## Data for this exercise
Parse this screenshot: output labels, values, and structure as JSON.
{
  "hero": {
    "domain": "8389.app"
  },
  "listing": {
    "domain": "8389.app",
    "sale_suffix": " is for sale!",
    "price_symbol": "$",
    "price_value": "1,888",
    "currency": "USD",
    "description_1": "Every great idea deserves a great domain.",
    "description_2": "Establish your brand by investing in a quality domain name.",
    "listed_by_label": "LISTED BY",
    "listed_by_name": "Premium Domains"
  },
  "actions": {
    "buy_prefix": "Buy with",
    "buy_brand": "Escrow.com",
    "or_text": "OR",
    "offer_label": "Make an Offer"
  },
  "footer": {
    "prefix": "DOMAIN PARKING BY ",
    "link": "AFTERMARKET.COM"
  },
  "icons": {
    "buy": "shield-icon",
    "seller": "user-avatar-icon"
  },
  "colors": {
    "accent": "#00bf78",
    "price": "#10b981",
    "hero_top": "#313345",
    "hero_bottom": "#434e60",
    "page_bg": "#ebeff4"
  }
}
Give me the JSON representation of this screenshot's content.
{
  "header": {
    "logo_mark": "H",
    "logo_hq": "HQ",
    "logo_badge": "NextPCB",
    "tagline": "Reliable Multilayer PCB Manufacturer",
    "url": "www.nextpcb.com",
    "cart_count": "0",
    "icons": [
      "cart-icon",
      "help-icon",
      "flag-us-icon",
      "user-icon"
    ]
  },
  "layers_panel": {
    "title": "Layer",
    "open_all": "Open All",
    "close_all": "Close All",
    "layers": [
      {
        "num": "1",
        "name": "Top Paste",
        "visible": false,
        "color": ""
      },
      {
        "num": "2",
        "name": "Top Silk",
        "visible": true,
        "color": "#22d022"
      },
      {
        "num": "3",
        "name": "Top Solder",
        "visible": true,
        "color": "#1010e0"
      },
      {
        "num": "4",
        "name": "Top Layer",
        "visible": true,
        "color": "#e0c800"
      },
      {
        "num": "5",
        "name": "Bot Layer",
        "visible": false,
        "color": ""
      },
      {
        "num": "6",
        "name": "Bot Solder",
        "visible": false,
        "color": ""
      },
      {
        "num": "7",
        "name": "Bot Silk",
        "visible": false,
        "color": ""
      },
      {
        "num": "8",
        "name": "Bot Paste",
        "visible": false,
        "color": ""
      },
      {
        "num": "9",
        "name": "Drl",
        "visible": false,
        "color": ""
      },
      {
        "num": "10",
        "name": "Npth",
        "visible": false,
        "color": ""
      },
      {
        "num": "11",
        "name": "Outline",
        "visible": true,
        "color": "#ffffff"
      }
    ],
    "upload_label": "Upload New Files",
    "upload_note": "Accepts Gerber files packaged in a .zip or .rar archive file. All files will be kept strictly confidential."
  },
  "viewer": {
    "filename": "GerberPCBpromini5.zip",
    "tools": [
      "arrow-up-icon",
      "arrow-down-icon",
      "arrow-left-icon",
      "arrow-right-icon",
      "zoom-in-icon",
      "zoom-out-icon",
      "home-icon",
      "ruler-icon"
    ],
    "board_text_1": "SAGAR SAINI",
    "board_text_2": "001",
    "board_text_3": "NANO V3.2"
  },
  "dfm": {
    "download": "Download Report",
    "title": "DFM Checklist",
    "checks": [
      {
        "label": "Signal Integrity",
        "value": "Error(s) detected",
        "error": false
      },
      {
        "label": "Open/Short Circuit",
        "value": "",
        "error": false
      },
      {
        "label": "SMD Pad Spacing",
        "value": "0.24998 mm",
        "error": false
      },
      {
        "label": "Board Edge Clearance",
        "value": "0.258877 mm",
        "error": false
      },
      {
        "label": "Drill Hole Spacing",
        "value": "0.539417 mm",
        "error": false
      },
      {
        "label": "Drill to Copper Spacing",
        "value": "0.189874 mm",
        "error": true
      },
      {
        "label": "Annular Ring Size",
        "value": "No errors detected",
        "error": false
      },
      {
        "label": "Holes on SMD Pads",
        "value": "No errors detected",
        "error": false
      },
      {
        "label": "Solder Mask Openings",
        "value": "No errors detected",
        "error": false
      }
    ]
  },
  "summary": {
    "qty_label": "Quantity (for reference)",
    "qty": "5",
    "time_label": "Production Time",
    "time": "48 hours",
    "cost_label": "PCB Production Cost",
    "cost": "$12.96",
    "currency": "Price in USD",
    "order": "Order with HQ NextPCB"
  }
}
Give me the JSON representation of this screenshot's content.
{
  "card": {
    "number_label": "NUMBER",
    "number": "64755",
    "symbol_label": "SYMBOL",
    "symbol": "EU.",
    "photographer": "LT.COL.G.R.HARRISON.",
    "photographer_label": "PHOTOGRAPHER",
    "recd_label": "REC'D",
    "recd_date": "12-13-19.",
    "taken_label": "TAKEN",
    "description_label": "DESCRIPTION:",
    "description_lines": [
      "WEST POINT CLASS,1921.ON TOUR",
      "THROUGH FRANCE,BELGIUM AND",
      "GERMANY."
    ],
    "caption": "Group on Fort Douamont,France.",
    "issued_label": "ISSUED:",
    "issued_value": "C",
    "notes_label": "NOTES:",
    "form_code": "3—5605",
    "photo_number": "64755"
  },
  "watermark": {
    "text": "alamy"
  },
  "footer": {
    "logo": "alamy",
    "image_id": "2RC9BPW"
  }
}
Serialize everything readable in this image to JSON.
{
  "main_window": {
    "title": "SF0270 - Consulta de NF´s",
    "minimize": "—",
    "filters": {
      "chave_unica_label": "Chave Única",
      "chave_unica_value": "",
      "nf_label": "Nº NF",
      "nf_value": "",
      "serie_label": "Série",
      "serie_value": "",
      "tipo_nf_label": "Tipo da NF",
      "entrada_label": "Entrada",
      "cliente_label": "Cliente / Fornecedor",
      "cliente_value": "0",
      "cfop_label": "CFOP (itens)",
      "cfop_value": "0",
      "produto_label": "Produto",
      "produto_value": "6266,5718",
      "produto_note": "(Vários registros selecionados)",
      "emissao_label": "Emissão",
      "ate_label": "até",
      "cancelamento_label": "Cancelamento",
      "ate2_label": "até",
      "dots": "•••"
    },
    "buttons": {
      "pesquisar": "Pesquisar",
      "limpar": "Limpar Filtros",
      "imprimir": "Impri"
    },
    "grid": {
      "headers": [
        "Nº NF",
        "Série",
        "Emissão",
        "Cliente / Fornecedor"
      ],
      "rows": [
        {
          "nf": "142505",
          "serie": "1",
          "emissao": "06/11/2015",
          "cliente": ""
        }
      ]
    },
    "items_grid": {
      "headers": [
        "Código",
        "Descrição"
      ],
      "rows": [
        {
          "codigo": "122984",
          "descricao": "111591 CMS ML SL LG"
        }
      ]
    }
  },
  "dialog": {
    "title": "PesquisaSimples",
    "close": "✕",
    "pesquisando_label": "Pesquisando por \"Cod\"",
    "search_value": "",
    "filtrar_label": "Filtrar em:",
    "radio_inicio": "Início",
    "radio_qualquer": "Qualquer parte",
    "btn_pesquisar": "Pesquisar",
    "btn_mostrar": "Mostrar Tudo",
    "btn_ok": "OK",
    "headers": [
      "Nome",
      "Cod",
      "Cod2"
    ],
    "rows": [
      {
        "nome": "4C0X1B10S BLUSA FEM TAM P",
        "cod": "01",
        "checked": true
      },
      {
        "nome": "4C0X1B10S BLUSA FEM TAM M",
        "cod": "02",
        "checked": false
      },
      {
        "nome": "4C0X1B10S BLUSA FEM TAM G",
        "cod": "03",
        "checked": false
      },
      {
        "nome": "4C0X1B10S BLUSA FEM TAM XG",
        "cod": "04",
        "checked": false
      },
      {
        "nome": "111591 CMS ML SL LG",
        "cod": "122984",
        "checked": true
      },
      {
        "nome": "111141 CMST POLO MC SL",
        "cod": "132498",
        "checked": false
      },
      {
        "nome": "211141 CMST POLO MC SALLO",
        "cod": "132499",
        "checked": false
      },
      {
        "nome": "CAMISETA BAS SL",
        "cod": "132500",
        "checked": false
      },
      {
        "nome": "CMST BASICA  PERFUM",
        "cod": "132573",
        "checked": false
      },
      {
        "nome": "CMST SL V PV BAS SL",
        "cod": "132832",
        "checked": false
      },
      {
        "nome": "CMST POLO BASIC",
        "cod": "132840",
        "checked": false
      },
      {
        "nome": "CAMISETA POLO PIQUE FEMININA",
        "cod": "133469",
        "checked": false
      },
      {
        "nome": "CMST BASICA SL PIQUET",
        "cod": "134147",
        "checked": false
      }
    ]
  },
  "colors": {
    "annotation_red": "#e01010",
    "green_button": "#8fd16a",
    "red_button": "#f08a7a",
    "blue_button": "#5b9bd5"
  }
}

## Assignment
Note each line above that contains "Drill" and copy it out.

## Written solution
        "label": "Drill Hole Spacing",
        "label": "Drill to Copper Spacing",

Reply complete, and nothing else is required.